|Leg Injuries -Amputations (iv)||One leg is amputated below the knee. Whether the amputation had any complications will affect how much is awarded.||£97,980 to £132,990|
|Less Serious Leg Injuries (ii)||A simple femur fracture with the articular surfaces suffering no damage.||£9,110 to £14,080|
|Severe Pelvis and Hip Injuries (i)||An extensive pelvis fracture involving the bladder to be ruptures and the lower back joint to become dislocated.||£78,400 to £130,930|
|Arm Injuries||A serious fracture affecting one or both forearms causing a permanent and substantial disability.||£39,170 to £59,860|
|Moderate Knee Injuries (i)||Dislocations or a torn meniscus or cartilage that results in weakness, wasting a minor knee instability.||£14,840 to £26,190|
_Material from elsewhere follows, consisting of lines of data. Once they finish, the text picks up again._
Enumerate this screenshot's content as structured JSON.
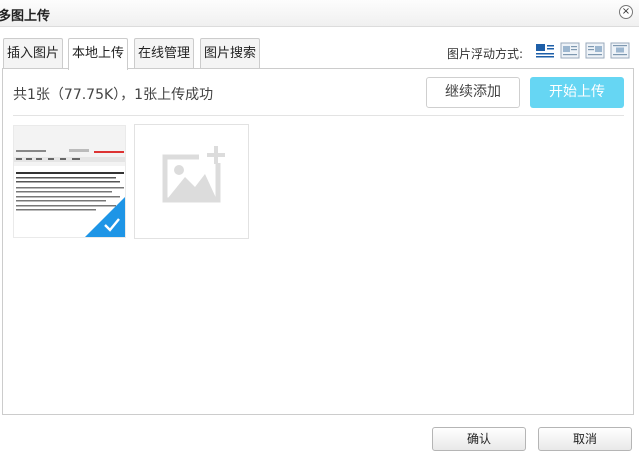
{
  "dialog": {
    "title": "多图上传",
    "close_glyph": "×"
  },
  "tabs": [
    {
      "label": "插入图片"
    },
    {
      "label": "本地上传"
    },
    {
      "label": "在线管理"
    },
    {
      "label": "图片搜索"
    }
  ],
  "float_option": {
    "label": "图片浮动方式:",
    "icons": [
      "align-none-icon",
      "align-left-icon",
      "align-right-icon",
      "align-center-icon"
    ],
    "selected": "align-none-icon"
  },
  "upload": {
    "status_text": "共1张（77.75K），1张上传成功",
    "continue_label": "继续添加",
    "start_label": "开始上传",
    "files": [
      {
        "uploaded": true
      }
    ],
    "add_icon": "add-image-icon"
  },
  "footer": {
    "ok_label": "确认",
    "cancel_label": "取消"
  },
  "colors": {
    "accent": "#1e95e6",
    "start_button": "#66d6f3",
    "border": "#cccccc"
  }
}
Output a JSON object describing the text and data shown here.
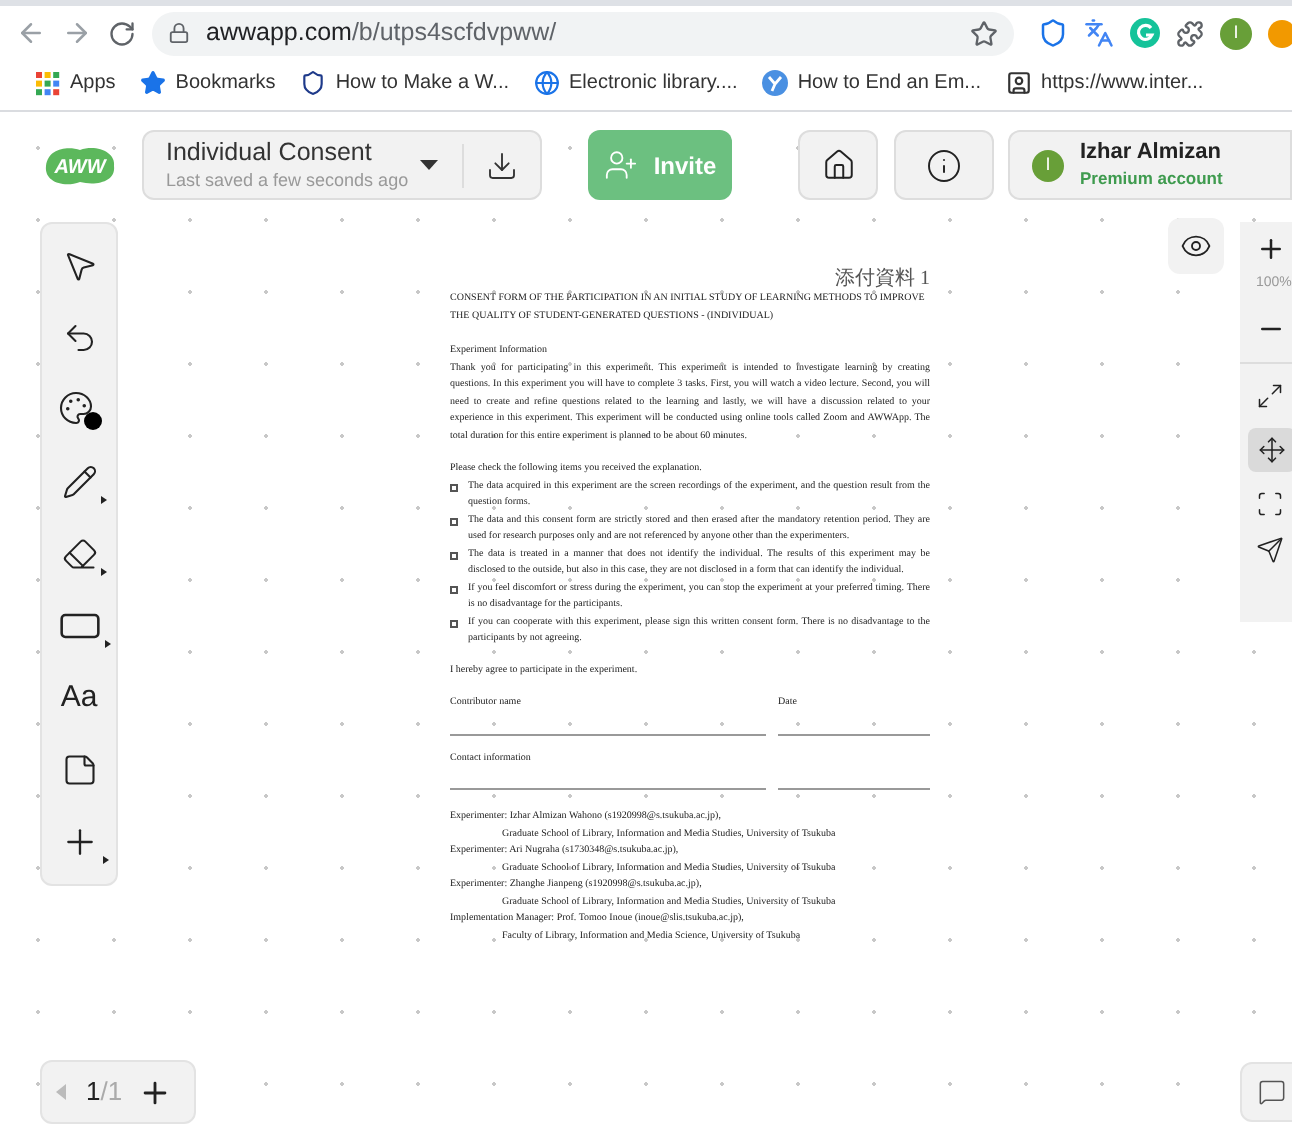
{
  "browser": {
    "url_host": "awwapp.com",
    "url_path": "/b/utps4scfdvpww/",
    "profile_initial": "I",
    "bookmarks": [
      {
        "label": "Apps"
      },
      {
        "label": "Bookmarks"
      },
      {
        "label": "How to Make a W..."
      },
      {
        "label": "Electronic library...."
      },
      {
        "label": "How to End an Em..."
      },
      {
        "label": "https://www.inter..."
      }
    ]
  },
  "header": {
    "logo": "AWW",
    "board_title": "Individual Consent",
    "saved_status": "Last saved a few seconds ago",
    "invite_label": "Invite",
    "user_initial": "I",
    "user_name": "Izhar Almizan",
    "user_plan": "Premium account"
  },
  "toolbar": [
    {
      "kind": "select",
      "has_menu": false
    },
    {
      "kind": "undo",
      "has_menu": false
    },
    {
      "kind": "palette",
      "has_menu": false
    },
    {
      "kind": "pencil",
      "has_menu": true
    },
    {
      "kind": "eraser",
      "has_menu": true
    },
    {
      "kind": "rectangle",
      "has_menu": true
    },
    {
      "kind": "text",
      "label": "Aa",
      "has_menu": false
    },
    {
      "kind": "note",
      "has_menu": false
    },
    {
      "kind": "add",
      "has_menu": true
    }
  ],
  "zoom": {
    "reading": "100%"
  },
  "pages": {
    "current": "1",
    "total": "/1"
  },
  "document": {
    "page_mark": "添付資料 1",
    "title": "CONSENT FORM OF THE PARTICIPATION IN AN INITIAL STUDY OF LEARNING METHODS TO IMPROVE THE QUALITY OF STUDENT-GENERATED QUESTIONS - (INDIVIDUAL)",
    "section": "Experiment Information",
    "intro": "Thank you for participating in this experiment. This experiment is intended to investigate learning by creating questions. In this experiment you will have to complete 3 tasks. First, you will watch a video lecture. Second, you will need to create and refine questions related to the learning and lastly, we will have a discussion related to your experience in this experiment. This experiment will be conducted using online tools called Zoom and AWWApp. The total duration for this entire experiment is planned to be about 60 minutes.",
    "check_prompt": "Please check the following items you received the explanation.",
    "items": [
      {
        "text": "The data acquired in this experiment are the screen recordings of the experiment, and the question result from the question forms.",
        "checked": false
      },
      {
        "text": "The data and this consent form are strictly stored and then erased after the mandatory retention period. They are used for research purposes only and are not referenced by anyone other than the experimenters.",
        "checked": false
      },
      {
        "text": "The data is treated in a manner that does not identify the individual. The results of this experiment may be disclosed to the outside, but also in this case, they are not disclosed in a form that can identify the individual.",
        "checked": false
      },
      {
        "text": "If you feel discomfort or stress during the experiment, you can stop the experiment at your preferred timing. There is no disadvantage for the participants.",
        "checked": false
      },
      {
        "text": "If you can cooperate with this experiment, please sign this written consent form. There is no disadvantage to the participants by not agreeing.",
        "checked": false
      }
    ],
    "agree": "I hereby agree to participate in the experiment.",
    "fields": [
      {
        "label": "Contributor name",
        "side": "Date"
      },
      {
        "label": "Contact information"
      }
    ],
    "contacts": [
      {
        "role": "Experimenter: Izhar Almizan Wahono (s1920998@s.tsukuba.ac.jp),",
        "affiliation": "Graduate School of Library, Information and Media Studies, University of Tsukuba"
      },
      {
        "role": "Experimenter: Ari Nugraha (s1730348@s.tsukuba.ac.jp),",
        "affiliation": "Graduate School of Library, Information and Media Studies, University of Tsukuba"
      },
      {
        "role": "Experimenter: Zhanghe Jianpeng (s1920998@s.tsukuba.ac.jp),",
        "affiliation": "Graduate School of Library, Information and Media Studies, University of Tsukuba"
      },
      {
        "role": "Implementation Manager: Prof. Tomoo Inoue (inoue@slis.tsukuba.ac.jp),",
        "affiliation": "Faculty of Library, Information and Media Science, University of Tsukuba"
      }
    ]
  }
}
|Serious Shoulder Injuries||A dislocated shoulder alongside damage to the lower brachial plexus which results in shoulder and neck pain and other symptoms.||£12,770 to £19,200|
|Minor Brain and Head Injuries||Any brain damage will have been minimal. The award given may depend on different factors such as recovery time, severity and whether there are any ongoing symptoms.||£2,210 to £12,770|
|Minor Achilles Tendon Injuries||Where the ankle has turned causing some tendon damage and the need for ankle support.||£7,270 to £12,590|
|Shoulder Injuries - Fracture of Clavicle||The extent of the fracture, any residual symptoms and the disability level will affect how much is awarded.||£5,150 to £12,240|
|Wrist Injuries||A Colles' fracture that is uncomplicated.||In the region of £7,430|
However, the examples in the table aren’t a guarantee as different factors may influence the payout you receive, such as:
- The nature of your injury
- The severity of your injury
- If the injury has caused any long-term damage
For that reason, you should only use the figures as a guide. Additionally, if you seek compensation for any financial losses, these will be calculated separately and added to your overall settlement figure. Therefore, your actual settlement will vary.
When suing the council for negligence, you may want to consider hiring legal representation. The solicitors on our panel have had many years of experience in handling compensation claims against local councils. They could help you with gathering evidence, and may even offer you a type of No Win No Fee agreement known as a Conditional Fee Agreement (CFA).
There are various benefits of being legally represented with a No Win No Fee agreement, such as:
- You generally aren’t expected to pay any upfront or ongoing fees to your solicitor.
- If the claim is unsuccessful, you usually aren’t expected to pay your solicitor for their services.
- If your solicitor wins your claim, you will pay them a legally capped success fee from your compensation.
Contact our advisors today if you have any questions about hiring a solicitor on the basis of a No Win No Fee agreement. Our advisors could also answer questions about how to start a claim against the council and the compensation payouts you could receive if your case wins.
We hope you’ve found our guide on claims against the council helpful. However, we understand that you may still have questions.
If so, you can speak to a member of our team by getting in touch on the details below:
- Telephone – 0113 460 1215
- Fill out the online contact form
- Use the live chat feature to speak to an advisor below
Use the free government tool to determine whether you’re eligible to seek compensation against your local council for negligence.
For advice on accident prevention, visit the Royal Society for the Prevention of Accidents (ROSPA).
Below, you can find links to some of our other public liability claims guides:
- Public Liability Claims
- Can I Get Compensation After An Accident In A Supermarket?
- Claim Compensation For An Accident In A Public Place
- Accident In A Shop – How To Make A Claim
We hope that reading our guide on making compensation claims against local councils has proven helpful for you. If you would like more information on any aspects of this topic, such as UK compensation payouts from the council, then you are welcome to contact our team of advisors. You can reach them online or on the phone using the contact details included further up within this guide.
Written by MEG
Published by FER